The Cluck Truck, we’d call it, and the slogan would be Keep on Cluckin’, and the menu would be narrow and niche and nostalgic: chicken nuggets, several different styles, several different sauces. A stranger behind us overheard and joined in, offering encouragement and a few flavor ideas—something maple bourbon, for a sophisticated spin, something in panko with a tangy katsu-style sauce. The idea for the food truck was a new one, but it wasn’t the first of its genre. Patrick, the mastermind behind the Bagel Hole™ and ice cream dippers (you know, chips made of waffle cone) spearheaded most, but the group dynamic was needed to get the ball rolling.
Some of our enterprise ideas had been infinitely practical. We were all copywriters—let’s just start our own content company! Work for the clients we want. Set up shop in a cool co-working space closer to where we all live. Some were just ongoing comedy bits, like the bindle shop, in which we’d make hobo accessories hip again.
The Cluck Truck got some traction, though, and resurfaced every couple of weeks. What sort of sides would we offer? Some kind of slaw? French fries, maybe—but what kind, other than definitely not crinkle-cut? Tater tots? Tater tots made of some fancy array of root vegetables—daikon, maybe, or taro, or beets? And, chicken nuggets being the star of the show here after all, how many different breadings and sauces did we want? Not too many, to be sure, but an interesting variety—and would they be true nuggets, made of ground meat, or more like small tenders, sliced and brined and then battered for a firmer, fleshier bite?
And then we thought maybe we were getting ahead of ourselves. We needed to recipe test, to be sure, but before we went full on into menu development, we should do a little research. How much money it takes to get going, how to get a business license and the necessary permits for food, does anyone know how a deep fryer works, where are we sourcing our chicken—who has a chicken guy? Some preliminary googling wasn’t great news, as the capital needed for your standard food truck operation (according to Quora, and other authorities) was looking more like $100k than the $50k we’d guessed it at and when we pooled our resources we had roughly eleven dollars set aside.
We’ll keep looking into it, I’m sure, until we think of the next thing, and then we’ll look into that, and one day we’ll look back and think that if we had just put the time we spent talking about these ideas into actually making one of them happen, maybe instead of being in here now we’d be out there, peddling nuggets to the delighted passersby, pouring condiments into tiny paper cups, scrubbing fryer oil off the steel counters in our chicken-shaped truck.

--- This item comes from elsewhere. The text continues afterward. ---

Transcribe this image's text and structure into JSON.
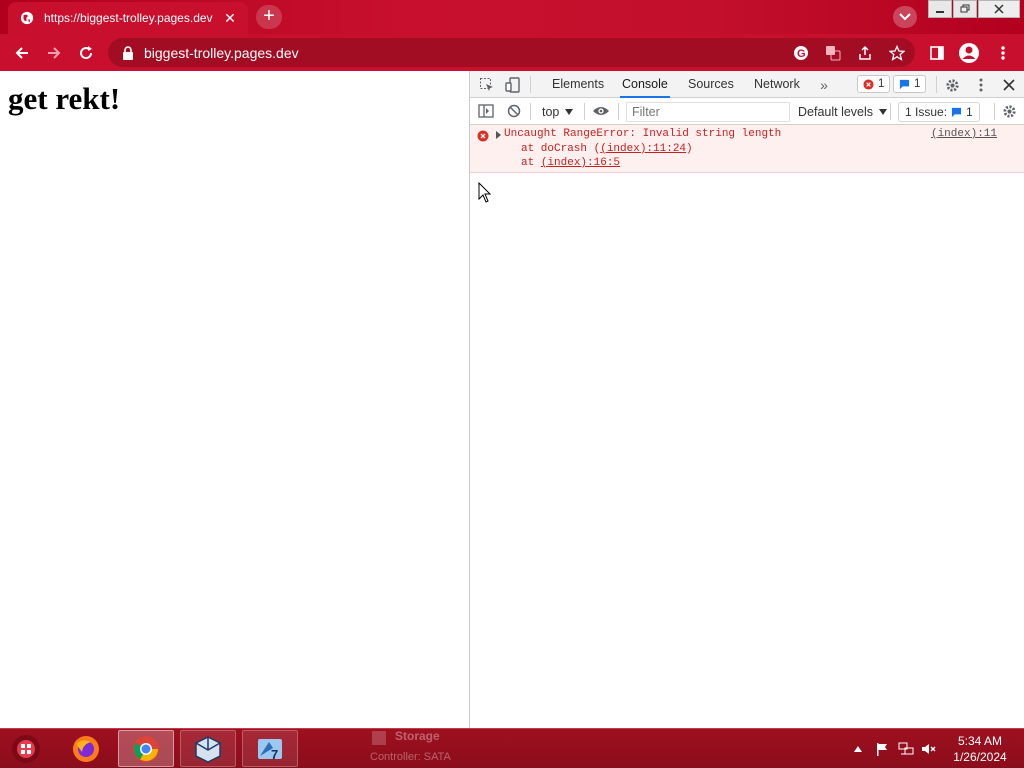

But we all have jobs, comfortable and boring, and that’s the thing about decisions (and risks)—they’re only easy to make (and take) when there is nothing at all to lose.